INPUT: Begin
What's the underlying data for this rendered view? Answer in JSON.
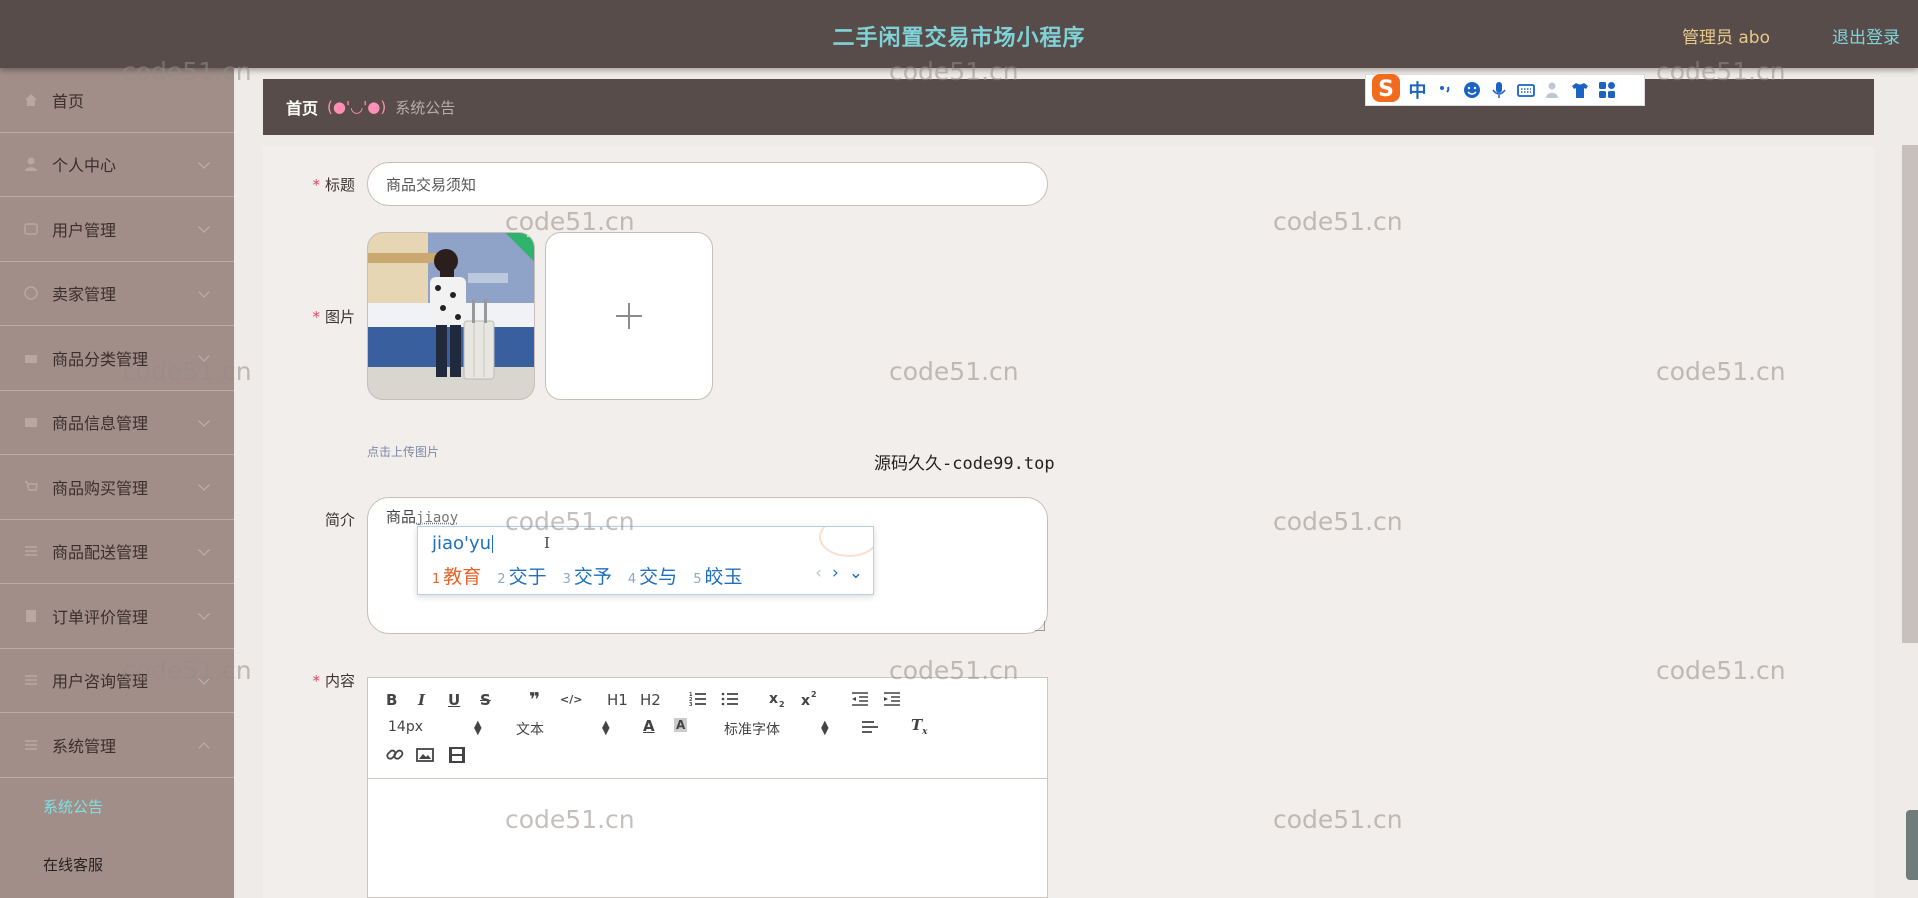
{
  "header": {
    "title": "二手闲置交易市场小程序",
    "admin_label": "管理员 abo",
    "logout_label": "退出登录"
  },
  "sidebar": {
    "items": [
      {
        "label": "首页",
        "icon": "home-icon"
      },
      {
        "label": "个人中心",
        "icon": "user-icon"
      },
      {
        "label": "用户管理",
        "icon": "users-icon"
      },
      {
        "label": "卖家管理",
        "icon": "seller-icon"
      },
      {
        "label": "商品分类管理",
        "icon": "category-icon"
      },
      {
        "label": "商品信息管理",
        "icon": "goods-icon"
      },
      {
        "label": "商品购买管理",
        "icon": "cart-icon"
      },
      {
        "label": "商品配送管理",
        "icon": "delivery-icon"
      },
      {
        "label": "订单评价管理",
        "icon": "review-icon"
      },
      {
        "label": "用户咨询管理",
        "icon": "consult-icon"
      },
      {
        "label": "系统管理",
        "icon": "settings-icon"
      }
    ],
    "sub_items": [
      "系统公告",
      "在线客服"
    ]
  },
  "breadcrumb": {
    "home": "首页",
    "separator": "(●'◡'●)",
    "current": "系统公告"
  },
  "form": {
    "title_label": "标题",
    "title_value": "商品交易须知",
    "image_label": "图片",
    "upload_hint": "点击上传图片",
    "intro_label": "简介",
    "intro_committed": "商品",
    "intro_composing": "jiaoy",
    "content_label": "内容"
  },
  "ime": {
    "mode": "中",
    "pinyin": "jiao'yu",
    "candidates": [
      {
        "num": "1",
        "text": "教育"
      },
      {
        "num": "2",
        "text": "交于"
      },
      {
        "num": "3",
        "text": "交予"
      },
      {
        "num": "4",
        "text": "交与"
      },
      {
        "num": "5",
        "text": "皎玉"
      }
    ]
  },
  "editor": {
    "font_size": "14px",
    "text_style": "文本",
    "font_family": "标准字体",
    "toolbar_buttons": [
      "B",
      "I",
      "U",
      "S",
      "❞",
      "</>",
      "H1",
      "H2"
    ]
  },
  "watermarks": {
    "site": "code51.cn",
    "center": "源码久久-code99.top"
  },
  "colors": {
    "header_bg": "#574c49",
    "title_color": "#7fd3d8",
    "sidebar_bg": "#a18e89",
    "active_sub": "#7fe0e6",
    "required": "#e6455f"
  }
}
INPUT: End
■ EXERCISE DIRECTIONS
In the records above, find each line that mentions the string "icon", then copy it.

■ OUTPUT FOR THIS TASK
        "icon": "home-icon"
        "icon": "user-icon"
        "icon": "users-icon"
        "icon": "seller-icon"
        "icon": "category-icon"
        "icon": "goods-icon"
        "icon": "cart-icon"
        "icon": "delivery-icon"
        "icon": "review-icon"
        "icon": "consult-icon"
        "icon": "settings-icon"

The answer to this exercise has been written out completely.